• Spanish infrastructure giant Acciona said a carbon price needs to be introduced in Australia for the nation to hit net zero goals and harbours concerns over the credibility and authenticity of carbon offset markets.

Image: Australian CEO Bede Noonan with Acciona’s head of global sustainability, Jose Luis Blasco, in Sydney this week.

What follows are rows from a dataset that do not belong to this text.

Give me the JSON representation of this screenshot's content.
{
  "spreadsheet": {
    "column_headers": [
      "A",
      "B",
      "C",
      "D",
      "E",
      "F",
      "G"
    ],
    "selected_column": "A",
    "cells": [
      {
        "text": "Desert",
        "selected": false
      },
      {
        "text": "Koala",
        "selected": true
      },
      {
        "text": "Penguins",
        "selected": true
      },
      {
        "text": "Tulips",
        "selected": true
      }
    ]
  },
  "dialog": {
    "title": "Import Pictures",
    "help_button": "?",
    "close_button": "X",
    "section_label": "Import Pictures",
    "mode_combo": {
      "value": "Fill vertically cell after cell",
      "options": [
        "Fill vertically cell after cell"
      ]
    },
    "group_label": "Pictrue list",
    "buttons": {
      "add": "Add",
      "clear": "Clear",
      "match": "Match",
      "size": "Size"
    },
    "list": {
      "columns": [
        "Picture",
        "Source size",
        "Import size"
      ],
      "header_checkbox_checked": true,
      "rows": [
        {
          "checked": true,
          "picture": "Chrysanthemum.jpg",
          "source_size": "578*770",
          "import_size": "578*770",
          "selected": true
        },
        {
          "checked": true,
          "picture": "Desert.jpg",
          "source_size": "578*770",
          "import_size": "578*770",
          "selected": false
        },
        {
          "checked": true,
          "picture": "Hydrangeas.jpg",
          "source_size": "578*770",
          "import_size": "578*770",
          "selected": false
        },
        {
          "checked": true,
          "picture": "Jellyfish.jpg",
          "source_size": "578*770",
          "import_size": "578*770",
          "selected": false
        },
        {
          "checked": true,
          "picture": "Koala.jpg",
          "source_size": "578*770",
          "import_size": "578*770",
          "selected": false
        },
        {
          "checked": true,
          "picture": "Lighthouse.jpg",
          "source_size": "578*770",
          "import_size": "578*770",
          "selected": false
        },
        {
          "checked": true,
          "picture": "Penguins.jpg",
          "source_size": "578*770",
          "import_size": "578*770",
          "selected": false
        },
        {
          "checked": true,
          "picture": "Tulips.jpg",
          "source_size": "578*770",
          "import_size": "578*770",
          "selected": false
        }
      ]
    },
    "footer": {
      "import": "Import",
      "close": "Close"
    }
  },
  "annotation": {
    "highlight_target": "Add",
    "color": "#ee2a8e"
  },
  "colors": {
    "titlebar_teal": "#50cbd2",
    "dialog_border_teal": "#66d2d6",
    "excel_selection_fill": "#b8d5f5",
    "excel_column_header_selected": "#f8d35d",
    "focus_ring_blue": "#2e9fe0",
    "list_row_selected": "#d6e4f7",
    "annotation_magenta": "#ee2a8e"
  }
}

Picture: Jane Dempster

The infrastructure and renewables player also criticised Australia’s state governments for spending hundreds of billions building major projects without a focus on sustainability, saying costs are double what they are in Madrid.

Acciona, which is building a string of projects including Australia‘s largest wind farm and the runway for western Sydney Airport, said a carbon price was integral for the economy to meet climate change goals including Labor’s pledge for a 43 per cent cut by 2030 and net zero by 2050.

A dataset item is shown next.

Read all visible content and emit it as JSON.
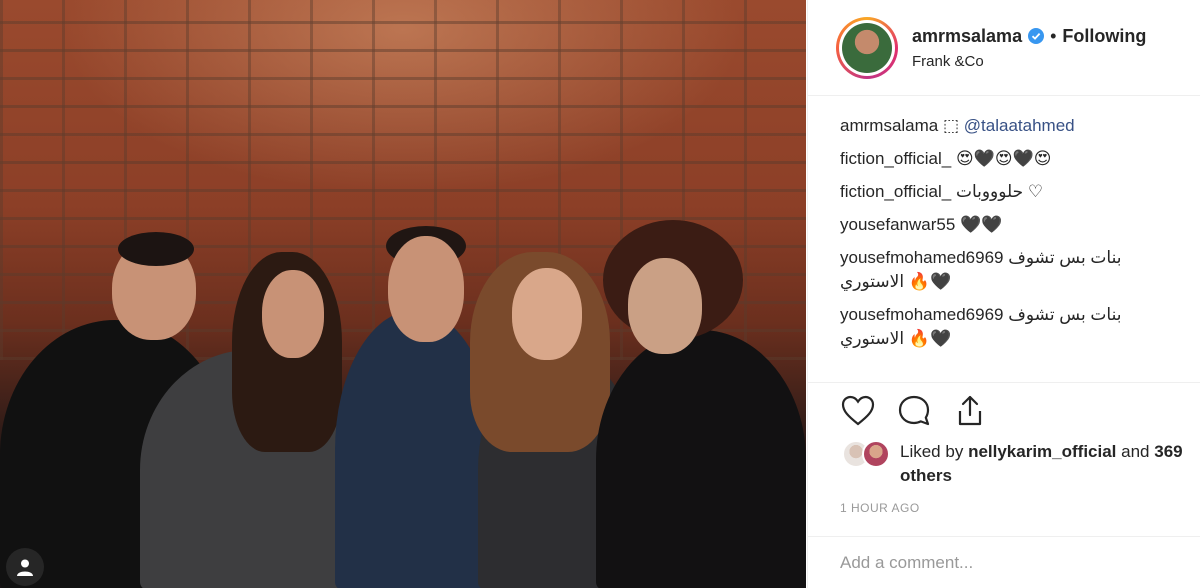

“We need to disincentivise the economy based on fossil fuels by cutting subsidies and incentivise carbon pricing and invest those resources into adaptation of infrastructure and building innovation,” Acciona‘s head of global sustainability Jose Luis Blasco told The Australian during a visit to Sydney.

“If you don’t adapt today and you don’t introduce a mechanism in order to transform the economy today, there is a real debt the next generation will pay for.”

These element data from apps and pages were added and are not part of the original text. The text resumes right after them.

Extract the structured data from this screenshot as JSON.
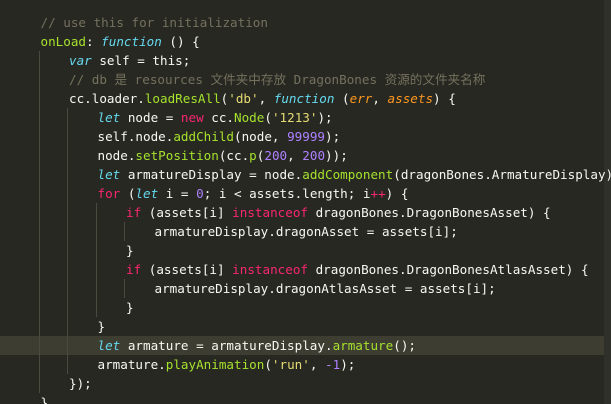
{
  "editor": {
    "language": "javascript",
    "theme": "monokai",
    "current_line_index": 17,
    "lines": [
      {
        "tokens": [
          [
            "cmt",
            "// use this for initialization"
          ]
        ]
      },
      {
        "tokens": [
          [
            "fn",
            "onLoad"
          ],
          [
            "",
            ": "
          ],
          [
            "kw",
            "function"
          ],
          [
            "",
            " () {"
          ]
        ]
      },
      {
        "tokens": [
          [
            "kw",
            "var"
          ],
          [
            "",
            " self = this;"
          ]
        ]
      },
      {
        "tokens": [
          [
            "cmt",
            "// db 是 resources 文件夹中存放 DragonBones 资源的文件夹名称"
          ]
        ]
      },
      {
        "tokens": [
          [
            "",
            "cc.loader."
          ],
          [
            "prop",
            "loadResAll"
          ],
          [
            "",
            "("
          ],
          [
            "str",
            "'db'"
          ],
          [
            "",
            ", "
          ],
          [
            "kw",
            "function"
          ],
          [
            "",
            " ("
          ],
          [
            "param",
            "err"
          ],
          [
            "",
            ", "
          ],
          [
            "param",
            "assets"
          ],
          [
            "",
            ") {"
          ]
        ]
      },
      {
        "tokens": [
          [
            "kw",
            "let"
          ],
          [
            "",
            " node = "
          ],
          [
            "kw2",
            "new"
          ],
          [
            "",
            " cc."
          ],
          [
            "fn",
            "Node"
          ],
          [
            "",
            "("
          ],
          [
            "str",
            "'1213'"
          ],
          [
            "",
            ");"
          ]
        ]
      },
      {
        "tokens": [
          [
            "",
            "self.node."
          ],
          [
            "prop",
            "addChild"
          ],
          [
            "",
            "(node, "
          ],
          [
            "num",
            "99999"
          ],
          [
            "",
            ");"
          ]
        ]
      },
      {
        "tokens": [
          [
            "",
            "node."
          ],
          [
            "prop",
            "setPosition"
          ],
          [
            "",
            "(cc."
          ],
          [
            "prop",
            "p"
          ],
          [
            "",
            "("
          ],
          [
            "num",
            "200"
          ],
          [
            "",
            ", "
          ],
          [
            "num",
            "200"
          ],
          [
            "",
            "));"
          ]
        ]
      },
      {
        "tokens": [
          [
            "kw",
            "let"
          ],
          [
            "",
            " armatureDisplay = node."
          ],
          [
            "prop",
            "addComponent"
          ],
          [
            "",
            "(dragonBones.ArmatureDisplay);"
          ]
        ]
      },
      {
        "tokens": [
          [
            "kw2",
            "for"
          ],
          [
            "",
            " ("
          ],
          [
            "kw",
            "let"
          ],
          [
            "",
            " i = "
          ],
          [
            "num",
            "0"
          ],
          [
            "",
            "; i < assets.length; i"
          ],
          [
            "kw2",
            "++"
          ],
          [
            "",
            ") {"
          ]
        ]
      },
      {
        "tokens": [
          [
            "kw2",
            "if"
          ],
          [
            "",
            " (assets[i] "
          ],
          [
            "kw2",
            "instanceof"
          ],
          [
            "",
            " dragonBones.DragonBonesAsset) {"
          ]
        ]
      },
      {
        "tokens": [
          [
            "",
            "armatureDisplay.dragonAsset = assets[i];"
          ]
        ]
      },
      {
        "tokens": [
          [
            "",
            "}"
          ]
        ]
      },
      {
        "tokens": [
          [
            "kw2",
            "if"
          ],
          [
            "",
            " (assets[i] "
          ],
          [
            "kw2",
            "instanceof"
          ],
          [
            "",
            " dragonBones.DragonBonesAtlasAsset) {"
          ]
        ]
      },
      {
        "tokens": [
          [
            "",
            "armatureDisplay.dragonAtlasAsset = assets[i];"
          ]
        ]
      },
      {
        "tokens": [
          [
            "",
            "}"
          ]
        ]
      },
      {
        "tokens": [
          [
            "",
            "}"
          ]
        ]
      },
      {
        "tokens": [
          [
            "kw",
            "let"
          ],
          [
            "",
            " armature = armatureDisplay."
          ],
          [
            "prop",
            "armature"
          ],
          [
            "",
            "();"
          ]
        ]
      },
      {
        "tokens": [
          [
            "",
            "armature."
          ],
          [
            "prop",
            "playAnimation"
          ],
          [
            "",
            "("
          ],
          [
            "str",
            "'run'"
          ],
          [
            "",
            ", "
          ],
          [
            "num",
            "-1"
          ],
          [
            "",
            ");"
          ]
        ]
      },
      {
        "tokens": [
          [
            "",
            "});"
          ]
        ]
      },
      {
        "tokens": [
          [
            "",
            "},"
          ]
        ]
      }
    ]
  },
  "colors": {
    "background": "#272822",
    "current_line": "#3e3d32",
    "comment": "#75715e",
    "keyword_storage": "#66d9ef",
    "keyword_control": "#f92672",
    "function": "#a6e22e",
    "string": "#e6db74",
    "number": "#ae81ff",
    "parameter": "#fd971f"
  }
}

Acciona became carbon neutral in 2016 and while a major investor in Australia, it says the country could be doing more to value business decisions that lower pollution across projects.

“We had to get a zero carbon policy, which we’ve now got,” Acciona’s Australian chief executive Bede Noonan said in the interview. “And once you have that, then I cannot think of any other way that will appropriately allow the market to make their own rational decisions other than carbon pricing.”

Labor plans to tighten the baseline for the safeguard mechanism, its signature climate change policy, which would force the 215 biggest industrial emitters to reduce their carbon footprint more steeply although there are concerns in some quarters that a large chunk of trade exposed businesses may receive special treatment. Others such as Whitehaven Coal are worried it represents a carbon tax “by stealth”.

Acciona is also wary of integrity issues connected with booming carbon offset markets. Australia’s own $4.5bn carbon offset market faces a review after whistleblower Andrew Macintosh described the scheme as a rort.

“The main weakness of the offsetting is questions over the credibility and the authenticity of these commitments,” Mr Blasco said. “We need to avoid continuing to emit and offset with certificates. This is unfair at the end of the day as we will be increasing our GDP and at the same time we need to decrease our emissions and anything that can disturb this equation should be eliminated.”

The diversified infrastructure player said Australia could be doing more to cut emissions noting its own experience building an expansion of Madrid’s metro system compared with a tunnel project in Australia.

“Our tunnel project in Australia dollar for dollar is about double and our carbon output for capital is about double what it is in Madrid,” Mr Noonan said.

Acciona has previously sparred with the NSW government over Sydney’s disastrous light rail project which suffered a major budget blowout and multi-year delays.

It was hired on the Sydney Metro West project and worked on the WestConnex toll road tunnels, but said the infrastructure boom could have been handled better by state governments.

“We see enormous opportunities in infrastructure for decarbonisation. But in the current paradigm, we‘re still seeing basically a traditional approach to procurement of many hundreds of billions of dollars of infrastructure, which in the capital costs is having a massive impact on carbon. And that’s not even being considered in anyone’s mind. It’s not being measured. And in an operating state, it will also have a massive carbon impact,” Mr Noonan said.

“Australia has become a first world democratic country with lots and lots of governance layers. When we respond to a piece of government infrastructure here, there‘s been five years worth of decisions made prior to the contractor getting involved which are bound by planning, by process and by government specifications that don’t allow us to innovate.”

Acciona, Spain’s largest renewables operator, started construction in June on the largest wind farm ever to be built in Australia, worth $2bn, and capable of producing 1026MW of energy, enough to power 700,000 homes each year.

Originally posted via The Australian 14 July 2022

Perry Williams Senior Business Writer

Perry Williams joined The Australian in 2018. Previously he was Asia energy reporter for Bloomberg News and prior to that held senior roles at the Australian Financial Review including resources editor and deputy companies editor. He also brings significant international experience after working as an energy correspondent in the Middle East and reporter covering UK corporates for ratings agency Standard & Poor's in London.